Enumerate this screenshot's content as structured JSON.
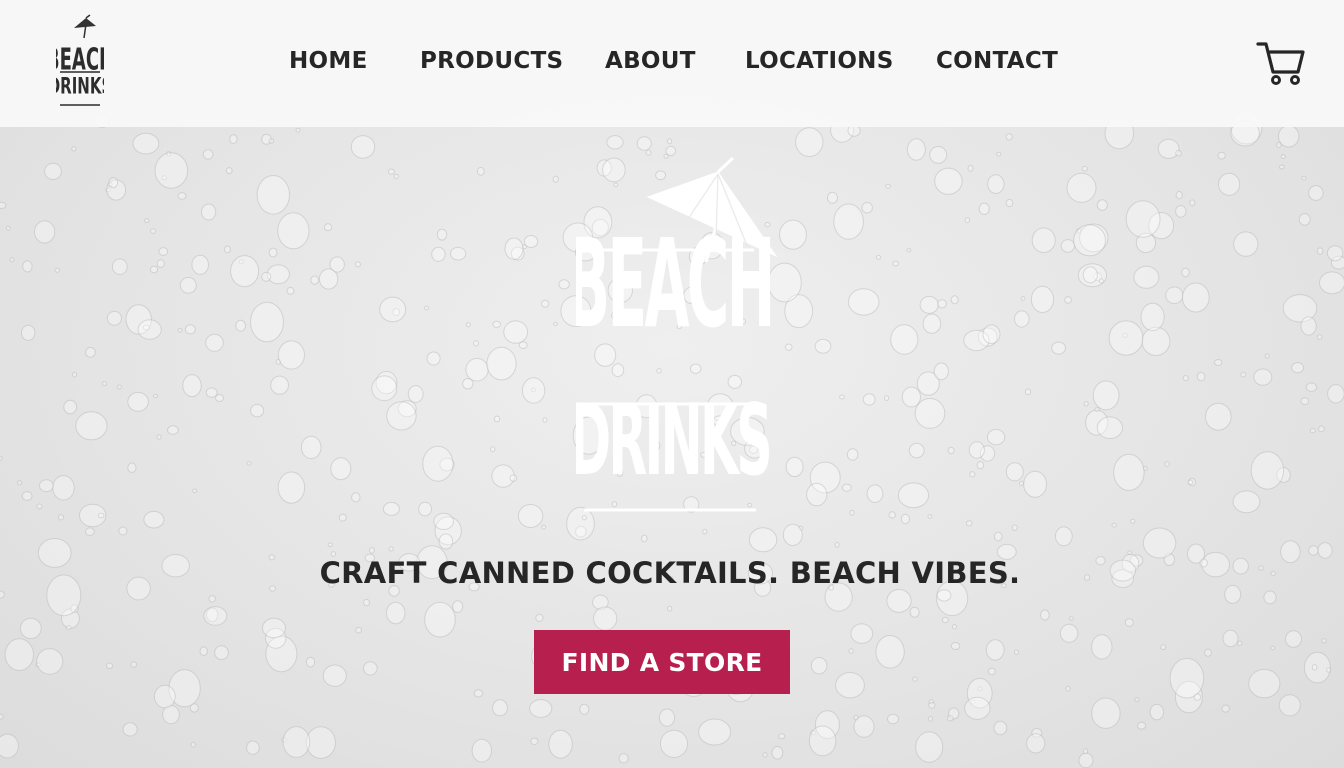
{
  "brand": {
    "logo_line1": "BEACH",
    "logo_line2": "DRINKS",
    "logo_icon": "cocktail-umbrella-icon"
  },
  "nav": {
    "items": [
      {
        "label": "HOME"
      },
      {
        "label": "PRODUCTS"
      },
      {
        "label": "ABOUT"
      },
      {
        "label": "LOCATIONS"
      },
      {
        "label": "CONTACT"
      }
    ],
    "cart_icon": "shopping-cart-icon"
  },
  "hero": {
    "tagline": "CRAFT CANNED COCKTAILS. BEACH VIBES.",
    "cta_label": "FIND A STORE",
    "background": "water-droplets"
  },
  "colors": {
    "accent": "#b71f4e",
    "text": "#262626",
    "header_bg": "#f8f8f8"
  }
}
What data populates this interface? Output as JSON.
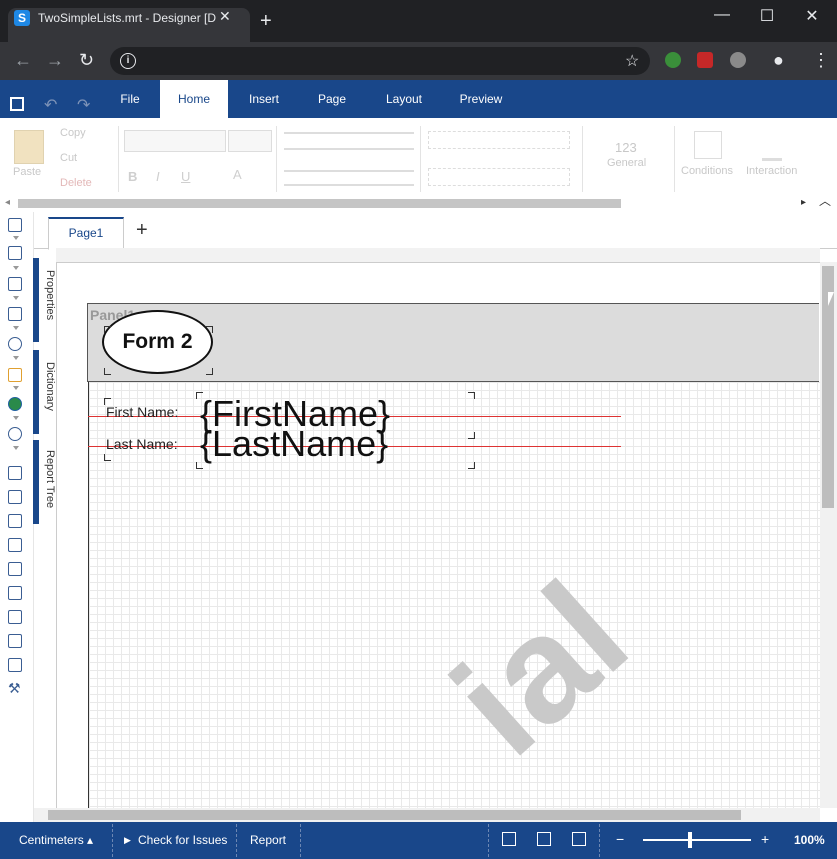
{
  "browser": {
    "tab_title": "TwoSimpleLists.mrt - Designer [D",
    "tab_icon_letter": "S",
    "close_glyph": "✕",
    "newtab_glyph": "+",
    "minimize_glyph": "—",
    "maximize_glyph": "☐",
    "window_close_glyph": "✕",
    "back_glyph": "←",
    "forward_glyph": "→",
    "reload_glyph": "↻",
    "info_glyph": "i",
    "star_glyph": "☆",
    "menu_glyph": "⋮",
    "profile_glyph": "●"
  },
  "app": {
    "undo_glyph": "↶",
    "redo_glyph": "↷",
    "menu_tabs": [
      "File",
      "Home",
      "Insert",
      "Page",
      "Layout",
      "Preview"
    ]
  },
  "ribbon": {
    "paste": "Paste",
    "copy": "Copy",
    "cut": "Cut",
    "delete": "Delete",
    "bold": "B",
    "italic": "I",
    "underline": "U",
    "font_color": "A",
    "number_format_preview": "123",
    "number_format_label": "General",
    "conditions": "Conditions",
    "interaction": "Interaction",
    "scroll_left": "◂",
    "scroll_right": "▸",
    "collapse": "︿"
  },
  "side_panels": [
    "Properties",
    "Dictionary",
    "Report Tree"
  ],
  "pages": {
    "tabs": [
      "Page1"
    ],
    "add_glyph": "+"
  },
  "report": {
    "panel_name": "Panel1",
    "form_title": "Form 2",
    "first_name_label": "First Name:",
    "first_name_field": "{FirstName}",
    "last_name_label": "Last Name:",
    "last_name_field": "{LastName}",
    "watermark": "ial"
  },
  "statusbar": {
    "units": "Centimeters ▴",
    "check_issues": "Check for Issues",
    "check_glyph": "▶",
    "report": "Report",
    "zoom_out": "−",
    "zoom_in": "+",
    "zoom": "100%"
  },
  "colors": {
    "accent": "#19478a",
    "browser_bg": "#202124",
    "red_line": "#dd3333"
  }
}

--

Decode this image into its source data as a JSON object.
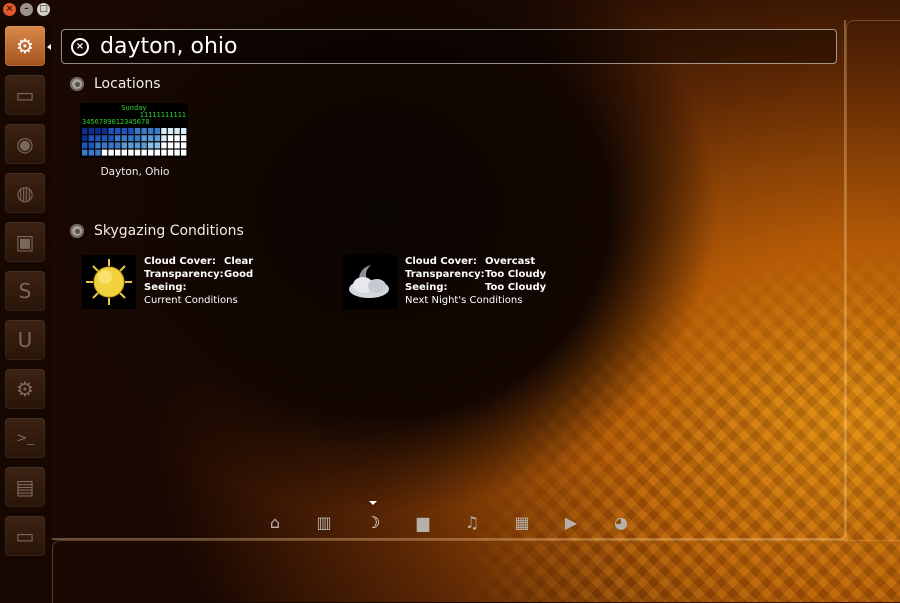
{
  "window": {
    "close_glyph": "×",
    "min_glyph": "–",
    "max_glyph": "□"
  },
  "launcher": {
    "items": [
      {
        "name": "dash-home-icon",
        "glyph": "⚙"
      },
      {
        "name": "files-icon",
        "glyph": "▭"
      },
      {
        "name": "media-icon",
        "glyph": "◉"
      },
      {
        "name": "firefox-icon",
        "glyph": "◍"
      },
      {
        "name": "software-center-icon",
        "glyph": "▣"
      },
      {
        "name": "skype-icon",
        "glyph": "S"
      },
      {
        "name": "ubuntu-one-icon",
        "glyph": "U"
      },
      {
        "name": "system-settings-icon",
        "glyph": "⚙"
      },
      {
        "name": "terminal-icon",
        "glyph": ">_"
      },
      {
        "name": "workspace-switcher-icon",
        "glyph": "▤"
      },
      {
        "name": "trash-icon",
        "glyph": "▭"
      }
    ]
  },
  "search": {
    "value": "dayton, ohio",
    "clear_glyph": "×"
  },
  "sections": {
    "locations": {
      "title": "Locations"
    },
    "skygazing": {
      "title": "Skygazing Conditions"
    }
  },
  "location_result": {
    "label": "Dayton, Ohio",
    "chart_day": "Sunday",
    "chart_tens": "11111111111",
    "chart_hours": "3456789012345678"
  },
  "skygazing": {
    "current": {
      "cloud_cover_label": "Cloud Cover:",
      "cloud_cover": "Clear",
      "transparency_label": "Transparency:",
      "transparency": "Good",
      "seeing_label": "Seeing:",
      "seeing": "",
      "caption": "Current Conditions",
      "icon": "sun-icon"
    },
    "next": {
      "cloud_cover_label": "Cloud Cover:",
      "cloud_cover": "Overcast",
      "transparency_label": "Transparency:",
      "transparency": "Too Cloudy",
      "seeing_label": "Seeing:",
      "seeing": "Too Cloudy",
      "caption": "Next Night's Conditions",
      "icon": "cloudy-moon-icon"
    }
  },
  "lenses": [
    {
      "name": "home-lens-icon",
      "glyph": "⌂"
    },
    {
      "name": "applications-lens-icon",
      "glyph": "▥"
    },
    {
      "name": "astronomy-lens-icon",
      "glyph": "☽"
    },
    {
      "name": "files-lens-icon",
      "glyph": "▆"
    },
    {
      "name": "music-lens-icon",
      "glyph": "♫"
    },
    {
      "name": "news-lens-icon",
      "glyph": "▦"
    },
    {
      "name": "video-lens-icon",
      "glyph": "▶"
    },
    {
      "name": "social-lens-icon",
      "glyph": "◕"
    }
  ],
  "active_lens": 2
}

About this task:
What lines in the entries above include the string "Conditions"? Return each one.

Solution for this exercise:
    "conditions": "Conditions",
      "title": "Skygazing Conditions"
      "caption": "Current Conditions",
      "caption": "Next Night's Conditions",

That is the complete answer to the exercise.